In my close look at silver plan selection in 2015 among HealthCare.gov customers who were eligible for Cost Sharing Reduction (available only with silver plans). I expressed some disappointment that CSR takeup had apparently dipped a bit on the federal exchange from 2014 to 2015. Disappointment on that particular point may have been misplaced.
Official projections of long-term Medicare spending were lowered sharply in response to the ACA. It seemed like the ACA had made a major dent in addressing our long-term fiscal challenges. But had it?
This isn’t just theoretical. I was approached by a consultant representing large U.S. employers who were exploring pharmacy tourism that would send patients abroad for their drugs.
||David Rettew, MD, University of Vermont|
It turns out that most providers who prescribe antipsychotic medications are not psychiatrists.
||Tim Vogus, Vanderbilt|
In his new book, America's Bitter Pill, Steven Brill dives deep into the history of the Affordable Care Act (ACA) and how it was passed. He concludes that, although providing more Americans with health insurance is worthy of praise, the ACA does far too little to address the costs of health care.
||Paul Vosters, Discovery Health Partners|
Clearly healthcare is the most interesting and dynamic sector in the U.S. today. We are witness to an unprecedented transformation as healthcare stakeholders embrace new delivery entities and new reimbursement models, shift attention to building relationships with members and explore new markets. There will be winners and losers in this game, and everyone is placing their bets.
||Paul Houchens, Milliman|
Exchange market leaders in 2014 may have had a large portion of their membership renew coverage, but a material portion may have higher monthly costs in 2015, which could change persistency rates.
||Vik Khanna and Al Lewis|
For many Americans, $179 for $2,000 worth of cardiovascular disease screenings might be better spent on a good pair of shoes.
||Jim Lee, Altarum Institute|
If consumers can not make more informed healthcare decisions, they may just end up being skinned alive.

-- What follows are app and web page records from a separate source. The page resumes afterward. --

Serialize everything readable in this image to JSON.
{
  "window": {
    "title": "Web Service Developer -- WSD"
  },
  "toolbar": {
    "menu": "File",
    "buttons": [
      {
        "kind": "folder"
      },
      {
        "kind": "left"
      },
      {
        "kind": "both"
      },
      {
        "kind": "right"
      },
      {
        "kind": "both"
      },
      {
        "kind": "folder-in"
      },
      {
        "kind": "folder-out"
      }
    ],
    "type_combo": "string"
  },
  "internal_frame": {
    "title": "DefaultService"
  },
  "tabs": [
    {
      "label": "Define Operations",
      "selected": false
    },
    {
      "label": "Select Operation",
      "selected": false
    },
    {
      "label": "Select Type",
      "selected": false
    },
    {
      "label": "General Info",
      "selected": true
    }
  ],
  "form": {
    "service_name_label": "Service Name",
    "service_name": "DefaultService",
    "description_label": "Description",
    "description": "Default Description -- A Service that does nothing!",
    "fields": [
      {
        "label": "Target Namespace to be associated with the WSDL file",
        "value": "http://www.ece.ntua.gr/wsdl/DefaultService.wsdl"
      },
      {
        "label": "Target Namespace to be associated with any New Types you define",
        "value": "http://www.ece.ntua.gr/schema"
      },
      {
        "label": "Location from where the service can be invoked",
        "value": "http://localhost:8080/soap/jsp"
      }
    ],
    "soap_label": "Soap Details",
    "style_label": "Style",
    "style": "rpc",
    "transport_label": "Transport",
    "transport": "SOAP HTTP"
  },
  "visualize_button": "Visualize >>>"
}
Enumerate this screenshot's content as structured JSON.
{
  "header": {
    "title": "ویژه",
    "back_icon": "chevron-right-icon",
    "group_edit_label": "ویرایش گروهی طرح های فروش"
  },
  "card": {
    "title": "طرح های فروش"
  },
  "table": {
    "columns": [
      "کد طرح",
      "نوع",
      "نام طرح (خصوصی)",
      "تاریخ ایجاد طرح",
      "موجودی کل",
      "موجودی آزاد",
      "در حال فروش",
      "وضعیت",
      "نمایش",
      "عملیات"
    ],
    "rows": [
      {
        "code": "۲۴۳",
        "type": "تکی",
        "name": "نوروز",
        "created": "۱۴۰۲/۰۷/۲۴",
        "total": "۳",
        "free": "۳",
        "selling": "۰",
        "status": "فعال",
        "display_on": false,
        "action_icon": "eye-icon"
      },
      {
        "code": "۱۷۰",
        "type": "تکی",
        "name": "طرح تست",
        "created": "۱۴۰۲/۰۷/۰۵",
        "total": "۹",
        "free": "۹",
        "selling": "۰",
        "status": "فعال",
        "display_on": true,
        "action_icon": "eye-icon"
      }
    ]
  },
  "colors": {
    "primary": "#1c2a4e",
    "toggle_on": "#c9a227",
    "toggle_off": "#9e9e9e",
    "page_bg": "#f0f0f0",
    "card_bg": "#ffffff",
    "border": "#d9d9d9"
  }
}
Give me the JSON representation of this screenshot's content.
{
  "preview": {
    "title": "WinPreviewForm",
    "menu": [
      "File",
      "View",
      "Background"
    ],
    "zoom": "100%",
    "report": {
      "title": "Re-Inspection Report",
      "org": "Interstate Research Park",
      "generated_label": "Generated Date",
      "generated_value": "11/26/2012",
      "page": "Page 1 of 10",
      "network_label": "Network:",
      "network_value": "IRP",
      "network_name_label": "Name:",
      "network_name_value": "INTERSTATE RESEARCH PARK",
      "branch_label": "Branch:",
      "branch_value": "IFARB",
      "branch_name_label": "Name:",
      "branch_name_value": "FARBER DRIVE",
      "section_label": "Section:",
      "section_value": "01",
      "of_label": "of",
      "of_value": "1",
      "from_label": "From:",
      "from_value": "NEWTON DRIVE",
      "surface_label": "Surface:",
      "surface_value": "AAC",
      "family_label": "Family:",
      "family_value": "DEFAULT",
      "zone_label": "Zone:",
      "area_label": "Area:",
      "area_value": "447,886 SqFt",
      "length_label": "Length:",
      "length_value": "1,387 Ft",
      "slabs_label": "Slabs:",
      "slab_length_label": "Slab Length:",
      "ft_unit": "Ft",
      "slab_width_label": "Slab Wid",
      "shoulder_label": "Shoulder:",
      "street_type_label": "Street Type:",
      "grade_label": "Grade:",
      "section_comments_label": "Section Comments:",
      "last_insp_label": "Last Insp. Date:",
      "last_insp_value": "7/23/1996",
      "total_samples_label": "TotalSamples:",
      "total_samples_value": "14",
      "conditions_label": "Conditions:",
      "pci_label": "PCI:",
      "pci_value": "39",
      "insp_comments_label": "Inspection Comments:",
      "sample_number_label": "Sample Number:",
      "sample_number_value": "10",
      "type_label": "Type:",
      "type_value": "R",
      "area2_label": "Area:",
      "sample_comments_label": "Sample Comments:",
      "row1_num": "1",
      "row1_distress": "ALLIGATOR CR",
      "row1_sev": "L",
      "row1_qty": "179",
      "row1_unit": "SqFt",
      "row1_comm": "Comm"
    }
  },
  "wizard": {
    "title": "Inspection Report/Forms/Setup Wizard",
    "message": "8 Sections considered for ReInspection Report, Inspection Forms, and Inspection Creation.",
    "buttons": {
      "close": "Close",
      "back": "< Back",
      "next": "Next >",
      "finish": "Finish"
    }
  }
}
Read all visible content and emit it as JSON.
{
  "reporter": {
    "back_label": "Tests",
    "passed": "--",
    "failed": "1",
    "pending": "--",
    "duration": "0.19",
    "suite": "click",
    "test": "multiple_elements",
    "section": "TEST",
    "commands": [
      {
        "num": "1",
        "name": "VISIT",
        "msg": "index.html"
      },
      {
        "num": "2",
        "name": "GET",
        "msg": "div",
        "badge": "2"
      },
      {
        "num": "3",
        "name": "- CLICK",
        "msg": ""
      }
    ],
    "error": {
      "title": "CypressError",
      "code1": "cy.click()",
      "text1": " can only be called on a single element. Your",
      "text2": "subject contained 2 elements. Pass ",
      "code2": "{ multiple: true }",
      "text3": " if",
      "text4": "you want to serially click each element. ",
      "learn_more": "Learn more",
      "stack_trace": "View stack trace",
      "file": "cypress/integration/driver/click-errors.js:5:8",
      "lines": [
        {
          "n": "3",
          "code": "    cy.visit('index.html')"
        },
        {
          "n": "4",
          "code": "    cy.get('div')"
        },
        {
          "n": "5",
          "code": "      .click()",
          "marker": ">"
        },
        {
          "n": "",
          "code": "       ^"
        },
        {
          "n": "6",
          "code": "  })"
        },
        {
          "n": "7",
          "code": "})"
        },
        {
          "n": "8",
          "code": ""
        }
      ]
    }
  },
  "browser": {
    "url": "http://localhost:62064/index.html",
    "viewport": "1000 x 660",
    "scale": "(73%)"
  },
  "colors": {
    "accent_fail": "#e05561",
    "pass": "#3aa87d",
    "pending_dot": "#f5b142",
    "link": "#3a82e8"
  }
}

If you read the memo and muttered, "uh-oh" under your breath, you might be thinking that your plan/organization owes CMS some money, and soon. If you haven't read this memo, "uh-oh" would be an understatement.